EIA submitted comments to the U.S. Environmental Protection Agency (EPA) regarding the draft risk assessments of methylene chloride, carbon tetrachloride, and other priority chemicals undergoing risk evaluations under the Amended Toxic Substances Control Act (TSCA). Mounting scientific evidence points to rising emissions of short lived substances and their potential impact on delayed recovery of the ozone layer. Continued rising methylene chloride emissions alone have the potential to delay healing of the ozone layer by up to 30 years. In these comments, EIA strongly urges the EPA to examine ozone depletion as a risk to human health and the environment in evaluating methylene chloride, carbon tetrachloride, and all other chlorinated and brominated chemicals. Rapidly rising emissions of these chemicals can significantly delay recovery of the ozone layer. We further recommend that the EPA consider all available scientific information regarding observed global and regional emission trends and concentrations of these substances when considering their risks, and not to rely solely on industry reported data.
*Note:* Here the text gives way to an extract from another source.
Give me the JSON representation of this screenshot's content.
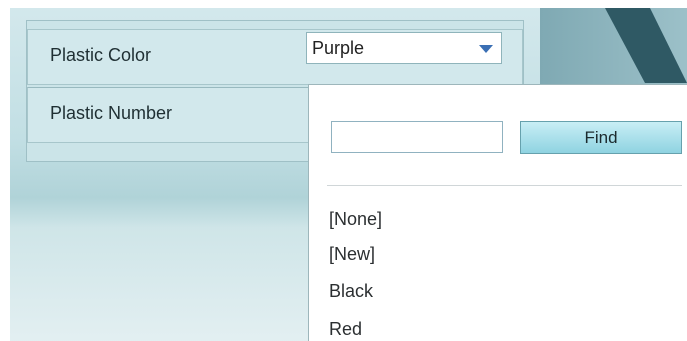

Finally, we urge the EPA to evaluate and subsequently further regulate the production and intermediate uses of these chemicals under TSCA to avoid unreasonable risk to human health and the environment.
Download our comment: Ozone Depletion Risks Posed by Emissions of Methylene Chloride, Carbon Tetrachloride, and Other Short-lived Chlorinated and Brominated Chemicals Under Evaluation by the Amended Toxic Substances Control Act (TSCA)
Download our comment: Gaps in Clean Air Act leave the Amended Toxic Substances Control Act (TSCA) responsible for Ozone Depletion Risk in the Assessment of Carbon Tetrachloride and Other Chlorinated and Brominated Chemicals Under Evaluation”